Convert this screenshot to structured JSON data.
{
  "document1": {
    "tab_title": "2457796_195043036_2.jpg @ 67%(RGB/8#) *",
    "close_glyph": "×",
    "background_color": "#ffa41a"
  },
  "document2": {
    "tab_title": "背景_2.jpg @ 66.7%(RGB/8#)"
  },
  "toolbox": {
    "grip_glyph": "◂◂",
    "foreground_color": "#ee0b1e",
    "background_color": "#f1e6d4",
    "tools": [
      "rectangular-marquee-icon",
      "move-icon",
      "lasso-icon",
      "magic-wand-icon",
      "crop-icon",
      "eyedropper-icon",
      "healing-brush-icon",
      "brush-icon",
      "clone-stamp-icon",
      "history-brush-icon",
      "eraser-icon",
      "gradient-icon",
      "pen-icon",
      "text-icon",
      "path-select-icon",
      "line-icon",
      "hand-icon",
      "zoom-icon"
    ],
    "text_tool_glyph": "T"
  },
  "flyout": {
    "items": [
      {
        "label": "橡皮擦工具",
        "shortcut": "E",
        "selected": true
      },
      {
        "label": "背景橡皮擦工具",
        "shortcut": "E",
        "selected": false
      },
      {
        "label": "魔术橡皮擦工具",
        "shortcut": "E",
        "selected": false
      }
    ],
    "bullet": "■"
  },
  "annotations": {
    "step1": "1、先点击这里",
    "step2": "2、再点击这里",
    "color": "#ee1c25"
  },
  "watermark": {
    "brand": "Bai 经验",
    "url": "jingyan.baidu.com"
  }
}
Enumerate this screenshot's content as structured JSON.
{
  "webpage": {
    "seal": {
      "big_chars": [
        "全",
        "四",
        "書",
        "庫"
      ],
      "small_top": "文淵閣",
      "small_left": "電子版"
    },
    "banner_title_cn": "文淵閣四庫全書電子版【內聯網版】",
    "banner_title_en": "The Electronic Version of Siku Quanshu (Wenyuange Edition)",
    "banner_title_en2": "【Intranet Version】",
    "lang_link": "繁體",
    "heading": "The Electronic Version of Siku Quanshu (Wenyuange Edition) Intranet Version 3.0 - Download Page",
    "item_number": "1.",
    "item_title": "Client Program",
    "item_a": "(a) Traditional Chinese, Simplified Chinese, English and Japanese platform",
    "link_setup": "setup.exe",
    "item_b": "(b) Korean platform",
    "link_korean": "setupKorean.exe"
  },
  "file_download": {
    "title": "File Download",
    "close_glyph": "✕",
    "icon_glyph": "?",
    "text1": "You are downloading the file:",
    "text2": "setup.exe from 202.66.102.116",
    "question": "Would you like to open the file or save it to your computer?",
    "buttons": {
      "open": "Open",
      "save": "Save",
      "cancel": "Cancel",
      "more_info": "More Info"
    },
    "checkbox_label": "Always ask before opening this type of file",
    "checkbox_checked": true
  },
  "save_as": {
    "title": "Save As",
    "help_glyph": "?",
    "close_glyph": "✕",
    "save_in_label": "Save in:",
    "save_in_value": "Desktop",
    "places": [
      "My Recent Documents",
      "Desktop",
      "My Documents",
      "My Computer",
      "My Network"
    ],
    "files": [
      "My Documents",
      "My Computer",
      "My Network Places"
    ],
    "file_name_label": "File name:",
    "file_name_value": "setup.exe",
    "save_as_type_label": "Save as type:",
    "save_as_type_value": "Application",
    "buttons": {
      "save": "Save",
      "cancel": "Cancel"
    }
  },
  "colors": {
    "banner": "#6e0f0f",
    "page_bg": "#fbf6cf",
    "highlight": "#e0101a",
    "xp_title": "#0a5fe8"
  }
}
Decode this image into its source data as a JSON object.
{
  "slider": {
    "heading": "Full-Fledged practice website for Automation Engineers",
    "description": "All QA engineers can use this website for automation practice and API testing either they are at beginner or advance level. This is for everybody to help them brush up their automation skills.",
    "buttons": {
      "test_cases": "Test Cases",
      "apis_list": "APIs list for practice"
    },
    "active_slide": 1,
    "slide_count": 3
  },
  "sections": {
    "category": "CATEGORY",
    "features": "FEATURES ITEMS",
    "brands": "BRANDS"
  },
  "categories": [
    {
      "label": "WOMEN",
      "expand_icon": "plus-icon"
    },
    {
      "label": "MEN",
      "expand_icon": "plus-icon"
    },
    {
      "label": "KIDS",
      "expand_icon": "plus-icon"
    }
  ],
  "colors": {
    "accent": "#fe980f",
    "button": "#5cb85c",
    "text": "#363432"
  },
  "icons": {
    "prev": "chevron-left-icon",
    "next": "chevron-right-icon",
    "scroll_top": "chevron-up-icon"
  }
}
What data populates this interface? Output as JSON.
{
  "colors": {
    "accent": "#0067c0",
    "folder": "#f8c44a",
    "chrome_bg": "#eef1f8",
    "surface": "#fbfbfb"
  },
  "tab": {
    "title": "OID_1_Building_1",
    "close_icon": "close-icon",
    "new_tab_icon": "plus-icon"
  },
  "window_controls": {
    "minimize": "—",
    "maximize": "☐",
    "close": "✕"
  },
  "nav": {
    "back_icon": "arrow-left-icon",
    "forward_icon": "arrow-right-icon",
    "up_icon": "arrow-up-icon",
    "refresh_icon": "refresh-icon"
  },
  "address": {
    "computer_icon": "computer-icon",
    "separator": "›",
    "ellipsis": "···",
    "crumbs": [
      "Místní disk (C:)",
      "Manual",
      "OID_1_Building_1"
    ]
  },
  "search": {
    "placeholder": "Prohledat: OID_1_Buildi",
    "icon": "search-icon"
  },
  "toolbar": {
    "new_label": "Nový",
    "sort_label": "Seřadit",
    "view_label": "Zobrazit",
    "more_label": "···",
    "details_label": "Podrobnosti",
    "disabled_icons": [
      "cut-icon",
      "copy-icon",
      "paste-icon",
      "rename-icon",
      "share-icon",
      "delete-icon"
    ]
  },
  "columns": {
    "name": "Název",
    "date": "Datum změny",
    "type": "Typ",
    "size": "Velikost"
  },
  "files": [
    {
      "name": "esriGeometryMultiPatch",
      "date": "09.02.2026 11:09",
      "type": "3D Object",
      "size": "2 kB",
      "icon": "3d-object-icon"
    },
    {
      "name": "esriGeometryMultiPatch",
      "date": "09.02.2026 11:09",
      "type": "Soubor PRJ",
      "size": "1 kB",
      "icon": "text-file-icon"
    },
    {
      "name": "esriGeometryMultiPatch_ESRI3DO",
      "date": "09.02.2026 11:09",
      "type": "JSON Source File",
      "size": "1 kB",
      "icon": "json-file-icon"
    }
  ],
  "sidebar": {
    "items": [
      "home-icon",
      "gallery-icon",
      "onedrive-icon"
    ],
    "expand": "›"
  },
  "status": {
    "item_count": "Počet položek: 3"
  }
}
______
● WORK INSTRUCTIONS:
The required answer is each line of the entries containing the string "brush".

● PROBLEM SOLUTION:
      "healing-brush-icon",
      "brush-icon",
      "history-brush-icon",
    "description": "All QA engineers can use this website for automation practice and API testing either they are at beginner or advance level. This is for everybody to help them brush up their automation skills.",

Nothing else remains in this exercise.